SpikeC
09-03-2012, 08:46 PM
When I was 19 I worked in a plating shop and we copper plated the base of ball joints so the ball could be case hardened and the base not so they could be welded on to a base. The end result was a tough component that was very wear resistant on the working surface. The hardening is very thin, so if the ball was honed on a water stone it would then wear out very quickly!

Bill Burke
09-04-2012, 01:37 PM
I saw that addition of american guns and like alot of the **** they do there was some misinformation aired. You could do this to a knife BUT: if you used mild steel then the high carbon edge would go away the first time you sharpened the knife. If you used a high carbon steel it would most likely crack when you dumped it into the water. It might be able to be done on a single bevel knife successfully though but sharpening would have to be done very carefully.

What is the approximate temperature of molten lava?
Approximately 2000 degrees F unless it is in a Lava tube, then it can be over 3000 degrees F because the heat is contained. This also allows the lava to stay in a liquid state and travel farther as seen in Hawaii where it travels undergroun... Read More
Source: http://answers.yahoo.com/question/index?qid=1006050601092

Knife steel melts about 2750 F or so and iron is higher than that and cast iron is lower. And I'll have to check but I think the temp for color case hardening is higher than the stated 1200 degrees F also.

from brownells website, which is the kit they used;

Attempts to color case harden firearm components without proper training
in bracing and blocking procedures will likely result in warped and
ruined parts. Typical oven temperatures range from 1350 F. to 1425 F.

To color case Harden you have to be above the austenitizing tem of carbon steel about 1325 degrees F or there is no hardening.

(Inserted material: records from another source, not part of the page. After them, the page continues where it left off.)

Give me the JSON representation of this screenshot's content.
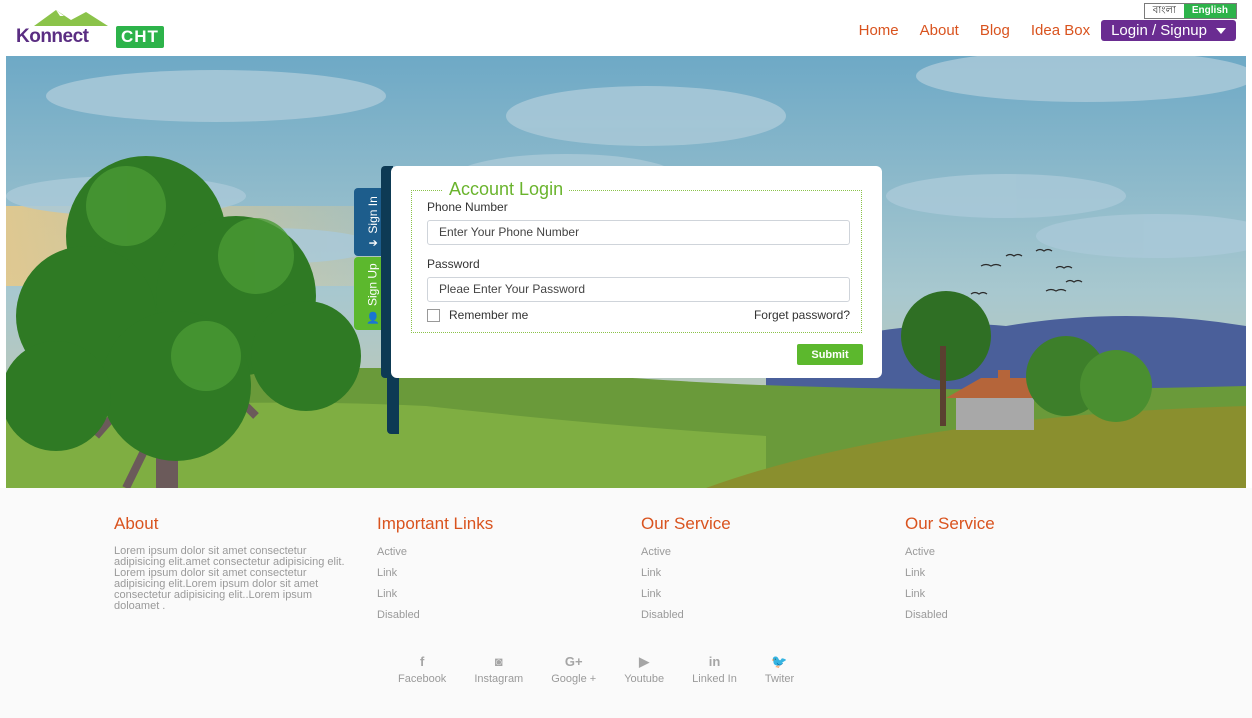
{
  "header": {
    "logo_text": "Konnect",
    "logo_tag": "CHT",
    "lang": {
      "bangla": "বাংলা",
      "english": "English"
    },
    "nav": [
      {
        "label": "Home"
      },
      {
        "label": "About"
      },
      {
        "label": "Blog"
      },
      {
        "label": "Idea Box"
      }
    ],
    "login_label": "Login / Signup"
  },
  "login": {
    "tab_signin": "Sign In",
    "tab_signup": "Sign Up",
    "title": "Account Login",
    "phone_label": "Phone Number",
    "phone_placeholder": "Enter Your Phone Number",
    "password_label": "Password",
    "password_placeholder": "Pleae Enter Your Password",
    "remember_label": "Remember me",
    "forgot_label": "Forget password?",
    "submit_label": "Submit"
  },
  "footer": {
    "about": {
      "title": "About",
      "text": "Lorem ipsum dolor sit amet consectetur adipisicing elit.amet consectetur adipisicing elit. Lorem ipsum dolor sit amet consectetur adipisicing elit.Lorem ipsum dolor sit amet consectetur adipisicing elit..Lorem ipsum doloamet ."
    },
    "columns": [
      {
        "title": "Important Links",
        "items": [
          "Active",
          "Link",
          "Link",
          "Disabled"
        ]
      },
      {
        "title": "Our Service",
        "items": [
          "Active",
          "Link",
          "Link",
          "Disabled"
        ]
      },
      {
        "title": "Our Service",
        "items": [
          "Active",
          "Link",
          "Link",
          "Disabled"
        ]
      }
    ],
    "socials": [
      {
        "label": "Facebook",
        "icon": "facebook-icon",
        "glyph": "f"
      },
      {
        "label": "Instagram",
        "icon": "instagram-icon",
        "glyph": "◙"
      },
      {
        "label": "Google +",
        "icon": "google-plus-icon",
        "glyph": "G+"
      },
      {
        "label": "Youtube",
        "icon": "youtube-icon",
        "glyph": "▶"
      },
      {
        "label": "Linked In",
        "icon": "linkedin-icon",
        "glyph": "in"
      },
      {
        "label": "Twiter",
        "icon": "twitter-icon",
        "glyph": "🐦"
      }
    ]
  },
  "colors": {
    "accent_orange": "#d9531e",
    "brand_purple": "#6a2c91",
    "brand_green": "#5cb82d",
    "signin_blue": "#1d5d8c"
  }
}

jmforge
09-06-2012, 01:22 AM
Bill, the other important question would be if the pretty colors on case hardened steel are any more durable than what we get on carbon steel out of the tempering oven or by using a torch? With modern medium carbon steels like they use for firearms parts today, the only reason to case harden IMO is to get the colors.

Bill Burke
09-06-2012, 09:09 AM
Bill, the other important question would be if the pretty colors on case hardened steel are any more durable than what we get on carbon steel out of the tempering oven or by using a torch? With modern medium carbon steels like they use for firearms parts today, the only reason to case harden IMO is to get the colors.

You are right JM. and while the color is a little more durable than tempering colors it is very easy to remove.

joec
09-06-2012, 02:18 PM
I have 3 guns that are case hardened the old way and some with chemical methods (modern way). They don't rust easily however the metal gets pretty hard and is almost impossible to engrave after it is done with standard engraving tools. Now I bought a 12 ga shot shell holder for a reloading press that is case hardened also which surprised me to say the least. As for warping it happens but if perfect temperature control is maintained it rarely happens. You do want to do all machine work etc done before doing it.

Now as for a knife I would have doubts about the hardness of the steel being brittle in some cases as well as how hard it would be to sharpen.

VoodooMajik
09-07-2012, 08:20 PM
Guys have alot of info! Could the method be altered to have that ware resistance penetrate through the rest of the steel?

SpikeC
09-07-2012, 08:45 PM
No.